BMS also compromises of vehicle mounted information systems which relay the information back to the Central command. This information relayed back is quickly analysed and with the advance systems is placed in real time situations and crucial decisions. The decision made now is verified with various other commands charged with the crucial surveillance task. These commands are responsible for noting the location position of the enemy and the friendly forces. Once the positions of these forces are made available and the battle field scenario is drawn up the information is soon analysed and is forwarded to the strike units which have the crucial weapons systems. These weapon platforms are integrated as part of the BMS. With a higher level of combat information available these forces can retaliate/Strike forward enemy positions inflicting huge drawbacks on the hostile forces and paving the way for forward movement of ‘friendly forces’.

Source - Net

Representative image of the Northropgrumman developed BMS.

The BMS is one of the most crucial projects for the army and can turn out to be a major factor deciding the outcome of a operation. BMS is also one of the projects selected by the government for ‘Make in India’ platform. BMS was cleared from the DAC (Defence Acquisitions Council) tables in July, 2013. The EoI (Expression of Interest) for the project was issued by November, 2013. Around 15 companies received the EoI for the project which involved the Larsen & Turbo, BEL , Rolta , Tata Powers and various other companies. The companies were given four months to form consortiums, forward the proposals and a detailed plan to be submitted to the MoD by July 2014.

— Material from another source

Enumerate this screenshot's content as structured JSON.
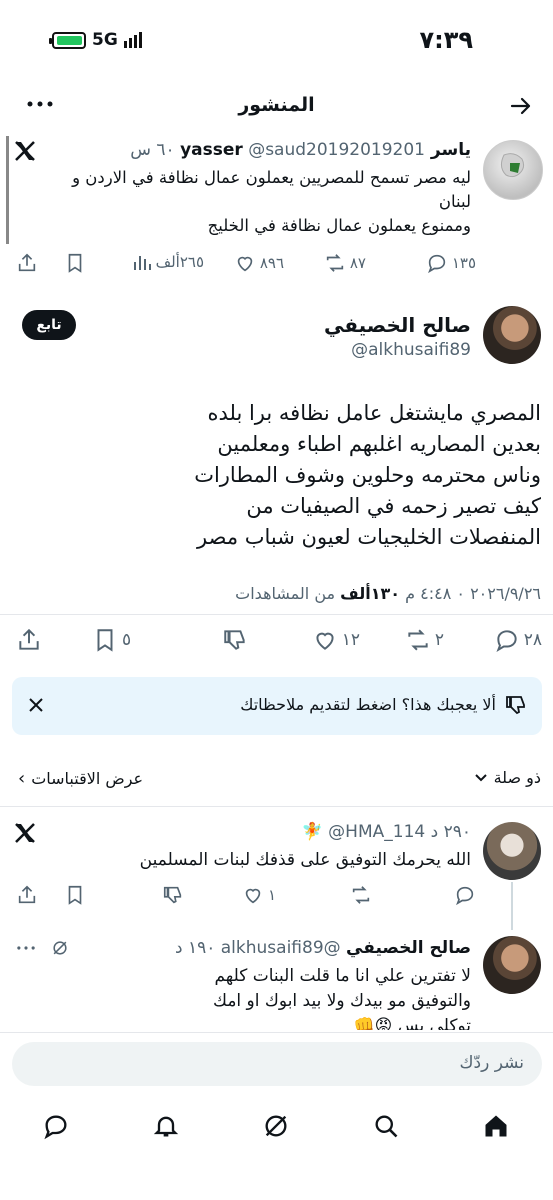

The foreign consortium involved of Israel Aerospace Industries, Rafael and Elbit from Israel, Thales of France, BAE systems from UK and General Dynamics of US. The MoD would be funding around 80 % of the project cost and the remaining 20 % to be funded by the foreign companies. Two consortiums would be selected and their BMS would be put to test on battle fields and the best one would be finally cleared by the MoD to be implemented on the Battlefield. The implementation of BMS has a long way to progress with at least 3 years required to test the systems at various levels and finally to be implemented at a battle field level.

BMS is a force multiplier that gives a combat edge to a military force. It enables faster and accurate decisions to be made which may totally change the course of an operation. With the location of every single tank, artillery and soldier known the command can easily make course changing decisions. If the system is put in place, the command will have a hawk eye over the battlefield enhancing the capabilities of the command to manage ground forces of the third largest army in the world.

A quick look into the BMS system

  • BMS consists of a wireless network that links digital devices carried by combat soldiers. The system interlinks these devices with their commanders and a range of battlefield sensors. This provides a common battle picture to each individual.
  • Both consortium, BEL and Rolta India and  Tata Power SED and Larsen & Toubro are required to register special purpose companies for the execution of the project.
  • Each of these “development agencies” will separately develop a working BMS.
  • India will reimburse 80 per cent of the incurred developmental cost.
  • BMS for the army will be mass-produced by both the consortia. Chunk of the production will be awarded to the consortium whose prototype is selected.
  • The first fully functional BMS will be available for field testing by 2017. Once cleared the systems will be in-mass inducted to the army.